The landlord group has engaged, for example, in misinformation campaigns to repeal renter protections in El Cerrito and Mountain View; sponsored the leading campaign committee that stopped Proposition 10, the statewide ballot measure that sought to expand rent control and rein in corporate landlord greed in 2018; and even tried to repeal a temporary rent freeze in Santa Ana during the COVID-19 pandemic. The CAA has been ruthless.
Now Barry Altshuler is one of the top real estate honchos trying to stop Proposition 21. Under Altshuler’s leadership as California Apartment Association board president, the CAA is sponsoring the lead No on Prop 21 committee, which has raised a staggering $41.3 million. Equity Residential, Altshuler’s company, has shelled out $3.7 million.
Altshuler and Equity Residential are key decision makers in the No on 21 campaign. In fact, Altshuler is co-chair of a secretive “executive committee” that’s calling the shots for No on 21 — from approving misleading TV ads to hiring controversial No on 21 spokesman Steve Maviglio.
What’s telling is who Barry Altshuler, Equity Residential, and the California Apartment Association are battling against.

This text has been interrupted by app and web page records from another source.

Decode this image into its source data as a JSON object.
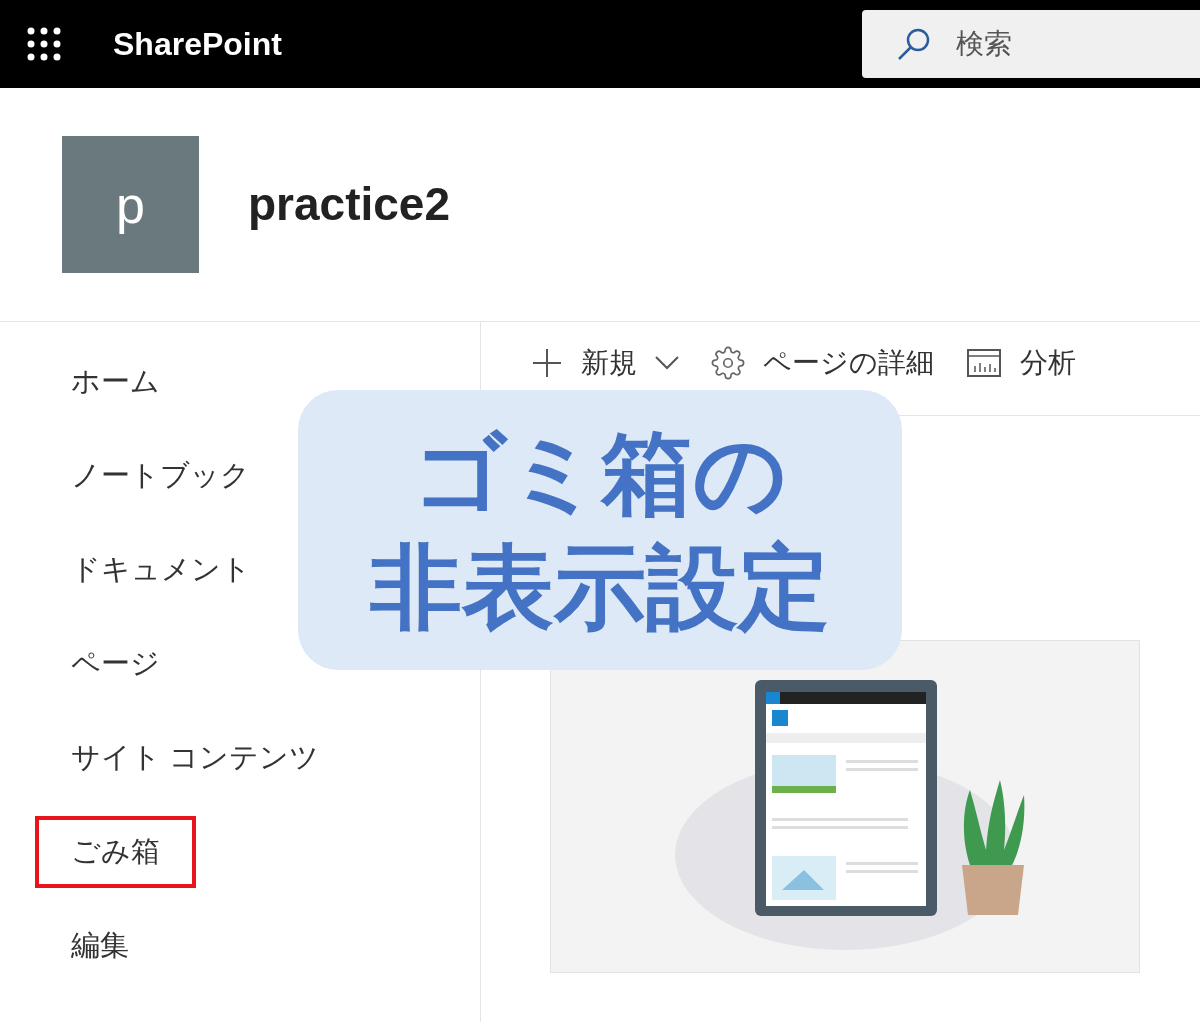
{
  "top_bar": {
    "app_name": "SharePoint",
    "search": {
      "placeholder": "検索"
    }
  },
  "site": {
    "logo_letter": "p",
    "title": "practice2"
  },
  "nav": {
    "items": [
      {
        "label": "ホーム",
        "highlighted": false
      },
      {
        "label": "ノートブック",
        "highlighted": false
      },
      {
        "label": "ドキュメント",
        "highlighted": false
      },
      {
        "label": "ページ",
        "highlighted": false
      },
      {
        "label": "サイト コンテンツ",
        "highlighted": false
      },
      {
        "label": "ごみ箱",
        "highlighted": true
      },
      {
        "label": "編集",
        "highlighted": false
      }
    ]
  },
  "command_bar": [
    {
      "kind": "new",
      "label": "新規"
    },
    {
      "kind": "details",
      "label": "ページの詳細"
    },
    {
      "kind": "analytics",
      "label": "分析"
    }
  ],
  "overlay_title": {
    "lines": [
      "ゴミ箱の",
      "非表示設定"
    ]
  }
}
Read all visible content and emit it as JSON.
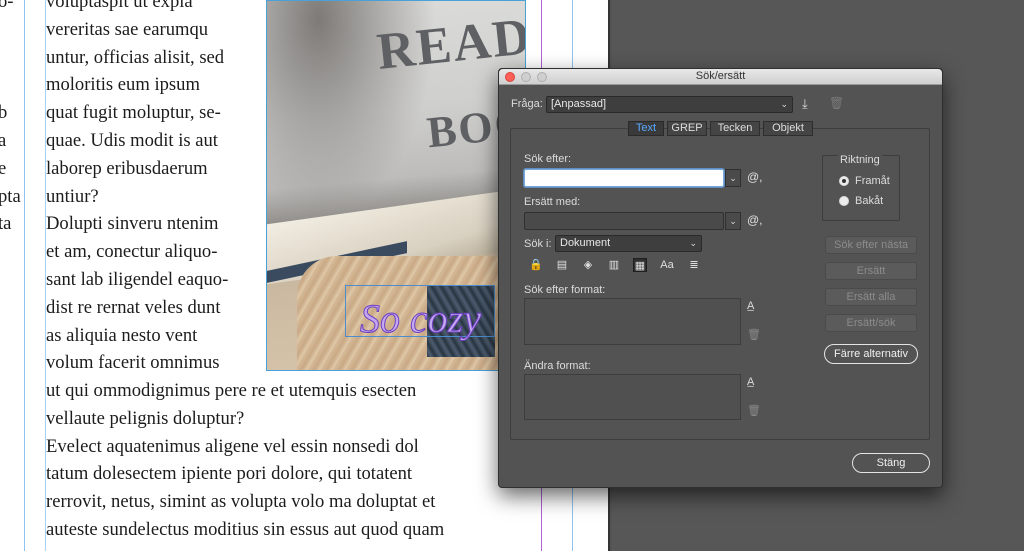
{
  "document": {
    "margin_lines": [
      "o-",
      "",
      "",
      "",
      "b",
      "a",
      "e",
      "pta",
      "ta",
      "",
      "",
      "",
      "",
      "",
      "",
      "",
      "",
      ""
    ],
    "column_lines": [
      "voluptaspit ut expla",
      "vereritas sae earumqu",
      "untur, officias alisit, sed",
      "moloritis eum ipsum",
      "quat fugit moluptur, se-",
      "quae. Udis modit is aut",
      "laborep eribusdaerum",
      "untiur?",
      "  Dolupti sinveru ntenim",
      "et am, conectur aliquo-",
      "sant lab iligendel eaquo-",
      "dist re rernat veles dunt",
      "as aliquia nesto vent",
      "volum facerit omnimus"
    ],
    "wide_lines": [
      "ut qui ommodignimus pere re et utemquis esecten",
      "vellaute pelignis doluptur?",
      "  Evelect aquatenimus aligene vel essin nonsedi dol",
      "tatum dolesectem ipiente pori dolore, qui totatent",
      "rerrovit, netus, simint as volupta volo ma doluptat et",
      "auteste sundelectus moditius sin essus aut quod quam"
    ],
    "pillow_text_1": "READ",
    "pillow_text_2": "BOO",
    "overlay_text": "So cozy"
  },
  "dialog": {
    "title": "Sök/ersätt",
    "query_label": "Fråga:",
    "query_value": "[Anpassad]",
    "save_query_icon": "download-icon",
    "delete_query_icon": "trash-icon",
    "tabs": [
      {
        "label": "Text",
        "active": true
      },
      {
        "label": "GREP",
        "active": false
      },
      {
        "label": "Tecken",
        "active": false
      },
      {
        "label": "Objekt",
        "active": false
      }
    ],
    "find_label": "Sök efter:",
    "find_value": "",
    "replace_label": "Ersätt med:",
    "replace_value": "",
    "search_in_label": "Sök i:",
    "search_in_value": "Dokument",
    "option_icons": [
      "locked-layers-icon",
      "locked-stories-icon",
      "hidden-layers-icon",
      "master-pages-icon",
      "footnotes-icon",
      "case-sensitive-icon",
      "whole-word-icon"
    ],
    "option_glyphs": [
      "🔒",
      "▤",
      "◈",
      "▥",
      "▦",
      "Aa",
      "≣"
    ],
    "find_format_label": "Sök efter format:",
    "change_format_label": "Ändra format:",
    "direction_label": "Riktning",
    "forward_label": "Framåt",
    "backward_label": "Bakåt",
    "direction_value": "Framåt",
    "buttons": {
      "find_next": "Sök efter nästa",
      "replace": "Ersätt",
      "replace_all": "Ersätt alla",
      "replace_find": "Ersätt/sök",
      "fewer_options": "Färre alternativ",
      "close": "Stäng"
    },
    "colors": {
      "active_tab": "#59a9ff",
      "close_dot": "#fe5f57",
      "minimize_dot": "#d0d0d0",
      "zoom_dot": "#d0d0d0"
    }
  }
}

Proposition 21 has been endorsed by longtime fighters of social justice and fairness: U.S. Senator Bernie Sanders, labor and civil rights activist Dolores Huerta, Congresswoman Maxine Waters, Los Angeles Tenants Union, UNITE HERE! Local 11, National Urban League, and numerous others. They want to stop Big Real Estate’s runaway greed, which has fueled the housing affordability crisis.
The battle between Big Real Estate and the Yes on 21 movement brings to mind the old labor movement song, “Which Side Are You On?” Will Californians choose to be on the side of Barry Altshuler, Equity Residential, and the California Apartment Association? Or will they stand with labor unions, social and housing justice organizations, and longtime fighters for fairness and equality? With the financial devastation caused by the COVID-19 pandemic, and millions of Californians struggling to pay the rent, one’s decision has never been more important.
Patrick Range McDonald is the award-winning advocacy journalist for Housing Is A Human Right.